Task data:
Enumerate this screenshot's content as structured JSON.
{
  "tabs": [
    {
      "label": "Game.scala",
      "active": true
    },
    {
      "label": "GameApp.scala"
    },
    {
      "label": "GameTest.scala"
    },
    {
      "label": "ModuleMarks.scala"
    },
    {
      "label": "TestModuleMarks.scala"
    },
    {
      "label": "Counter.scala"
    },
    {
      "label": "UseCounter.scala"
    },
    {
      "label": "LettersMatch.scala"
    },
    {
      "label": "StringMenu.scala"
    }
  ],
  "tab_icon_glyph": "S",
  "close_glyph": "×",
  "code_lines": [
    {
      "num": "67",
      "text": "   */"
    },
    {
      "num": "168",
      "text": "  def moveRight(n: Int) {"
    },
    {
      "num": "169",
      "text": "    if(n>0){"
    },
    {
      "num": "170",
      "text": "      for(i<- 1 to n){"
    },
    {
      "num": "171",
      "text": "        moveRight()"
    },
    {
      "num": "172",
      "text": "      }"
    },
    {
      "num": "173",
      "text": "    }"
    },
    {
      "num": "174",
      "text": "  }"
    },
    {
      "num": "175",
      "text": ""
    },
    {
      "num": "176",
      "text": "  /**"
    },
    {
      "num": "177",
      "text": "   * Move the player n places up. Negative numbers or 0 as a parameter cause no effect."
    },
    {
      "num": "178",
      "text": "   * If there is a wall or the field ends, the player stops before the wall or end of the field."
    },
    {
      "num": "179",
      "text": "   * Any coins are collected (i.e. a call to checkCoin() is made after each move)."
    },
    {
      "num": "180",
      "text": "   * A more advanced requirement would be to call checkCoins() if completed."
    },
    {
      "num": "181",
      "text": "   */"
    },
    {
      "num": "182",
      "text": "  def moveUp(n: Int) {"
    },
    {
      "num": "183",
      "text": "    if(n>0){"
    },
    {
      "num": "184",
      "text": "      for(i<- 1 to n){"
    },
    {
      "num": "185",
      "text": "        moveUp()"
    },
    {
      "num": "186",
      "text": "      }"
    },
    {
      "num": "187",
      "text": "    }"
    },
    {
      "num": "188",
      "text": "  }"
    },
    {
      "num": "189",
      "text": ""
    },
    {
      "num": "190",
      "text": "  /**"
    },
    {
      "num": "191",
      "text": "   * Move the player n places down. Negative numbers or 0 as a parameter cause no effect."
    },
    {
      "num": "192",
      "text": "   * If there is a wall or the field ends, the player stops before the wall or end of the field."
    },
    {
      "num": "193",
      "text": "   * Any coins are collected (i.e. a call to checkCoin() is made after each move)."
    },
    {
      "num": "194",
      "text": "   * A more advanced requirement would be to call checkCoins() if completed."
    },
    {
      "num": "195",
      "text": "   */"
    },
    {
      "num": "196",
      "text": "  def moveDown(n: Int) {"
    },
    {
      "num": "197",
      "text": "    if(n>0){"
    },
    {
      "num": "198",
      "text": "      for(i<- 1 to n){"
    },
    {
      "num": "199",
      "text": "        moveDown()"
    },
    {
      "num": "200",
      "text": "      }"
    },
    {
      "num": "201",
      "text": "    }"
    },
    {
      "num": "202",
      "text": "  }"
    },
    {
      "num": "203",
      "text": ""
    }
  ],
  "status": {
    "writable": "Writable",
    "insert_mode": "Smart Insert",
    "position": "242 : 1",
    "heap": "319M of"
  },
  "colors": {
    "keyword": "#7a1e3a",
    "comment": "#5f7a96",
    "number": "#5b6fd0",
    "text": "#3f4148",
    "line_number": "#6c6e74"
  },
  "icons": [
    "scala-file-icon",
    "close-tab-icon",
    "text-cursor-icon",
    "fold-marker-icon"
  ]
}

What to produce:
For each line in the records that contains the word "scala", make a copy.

Solution for this problem:
      "label": "Game.scala",
      "label": "GameApp.scala"
      "label": "GameTest.scala"
      "label": "ModuleMarks.scala"
      "label": "TestModuleMarks.scala"
      "label": "Counter.scala"
      "label": "UseCounter.scala"
      "label": "LettersMatch.scala"
      "label": "StringMenu.scala"
    "scala-file-icon",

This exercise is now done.